Archaeological records suggest that the city of Visakhapatnam, as it stands today, was built around the 11th and 12th centuries CE by the Chola and Gajapati kingdoms. However, the area's historical records date back to the Kalingandhra period in the 6th century BCE. The city also finds mention in ancient texts written by Panini and Katyayana in the 4th century BCE. Kalinga was an early kingdom that comprised almost all of present-day Odisha, Chhattisgarh and parts of Andhra Pradesh, extending from the Damodar River to the Godavari River. The Kalinga war was fought in this region in 265 BCE between the Mauryan emperor Ashoka and the state of Kalinga. The brutality of the war Prompted Ashoka to embrace Buddhism and practice ahimsa (non-violence) and dharma-vijaya (victory through dharma) and he went on to spread Buddhism across the country and even beyond the Indian Ocean. Most of the Buddhist sites in the Kalingandhra region are believed to have been built under Ashoka's orders.
Visakhapatnam derives its name from the shrine of Visakha (Visakha is King Daksha's daughter, according to Hindu mythology) that was built by an Andhra king, who camped here once during his travels. Some sources also suggest that this shrine was actually built by the Cholas between the 11th and 12th centuries CE. The shrine of Visakha no longer exists as it was washed away by cyclonic storms. During medieval times, the area was ruled by the Vengi, Pallava and Eastern Ganga dynasties. The region then came under the control of the Cholas and the Gajapatis (control fluctuating between the two) until the Vijayanagara Empire conquered it in the 15th century CE. The Mughals also marked their presence in Visakhapatnam from the 16th century CE until about the end of 18th century CE, when the French established trading companies here. In the 1804 Battle of Vizagapatam, the British took over the area, which was under colonial rule till Indian independence in 1947. The Indian Navy established Eastern Naval Command in Visakhapatnam in 1947 and the city eventually became its headquarters. In more recent history, the Visakhapatnam coast served as the setting where the INS Rajput of the Indian Navy destroyed Pakistan's PNS Ghazi in the 1971 Indo-Pak War.
Visakhapatnam Airport, about 8 km away from the city centre, links the city with various cities in India and abroad.
Visakhapatnam enjoys good road connectivity with various nearby cities and towns.
Visakhapatnam has its own railway station, called the Visakhapatnam Junction, which is connected to several prominent Indian cities. Located about 12 km away from the city.

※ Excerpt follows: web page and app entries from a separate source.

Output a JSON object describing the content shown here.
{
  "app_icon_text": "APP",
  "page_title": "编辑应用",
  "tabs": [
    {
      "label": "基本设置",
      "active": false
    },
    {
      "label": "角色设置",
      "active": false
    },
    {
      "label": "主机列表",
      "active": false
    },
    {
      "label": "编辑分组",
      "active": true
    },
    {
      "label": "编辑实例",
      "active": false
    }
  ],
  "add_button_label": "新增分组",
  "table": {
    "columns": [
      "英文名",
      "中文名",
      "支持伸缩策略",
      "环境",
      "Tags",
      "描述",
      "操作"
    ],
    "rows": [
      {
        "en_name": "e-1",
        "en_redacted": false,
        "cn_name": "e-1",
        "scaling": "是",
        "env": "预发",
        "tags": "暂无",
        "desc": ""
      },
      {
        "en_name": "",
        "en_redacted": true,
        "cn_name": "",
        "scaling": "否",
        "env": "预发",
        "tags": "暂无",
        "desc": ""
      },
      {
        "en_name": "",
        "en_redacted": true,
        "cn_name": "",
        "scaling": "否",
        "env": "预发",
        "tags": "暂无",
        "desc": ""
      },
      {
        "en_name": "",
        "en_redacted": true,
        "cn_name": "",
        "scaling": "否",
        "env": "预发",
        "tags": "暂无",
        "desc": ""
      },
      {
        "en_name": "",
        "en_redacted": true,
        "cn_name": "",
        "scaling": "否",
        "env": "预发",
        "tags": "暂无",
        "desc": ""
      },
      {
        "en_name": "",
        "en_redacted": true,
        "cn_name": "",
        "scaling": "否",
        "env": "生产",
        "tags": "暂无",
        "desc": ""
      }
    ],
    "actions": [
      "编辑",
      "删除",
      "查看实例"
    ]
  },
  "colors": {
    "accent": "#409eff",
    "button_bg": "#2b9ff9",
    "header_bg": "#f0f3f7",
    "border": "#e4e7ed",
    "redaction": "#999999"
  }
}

The best time to take a trip to this splendid place is in winter season i.e between October and March. The weather during this period is extremely pleasing and windy.
Rushikonda Beach- It is a hub of serenity, Natural rocks jutting into the clear waters of the sea.
Ramakrishna Beach- It stretches along the extent of the main city. Close to the beach, on Beach Road, are other tourist attractions.
Dolphin's Nose- It is a hill, so named because its headland has the shape of a dolphin's nose.
Submarine Museum-Located on Beach Road, close to the Ramakrishna Beach
Visakha Museum-An old Dutch bungalow near Ramakrishna Beach, also known as Corporation Museum.
Kailasagiri-The park situated atop Kailasagiri offers the most spectacular views of the city.
Simhachalam-About 16km from the city centre lies a small, densely wooded hill known as Simhachalam.
Yarada Beach-About 15km from the centre of the city, located close to the Dolphin's Nose is the picturesque Yarada Northern end of Beach Road.
Bheemunipatnam Beach-Is a sleepy fishing village near Vizag, and a former Dutch settlement.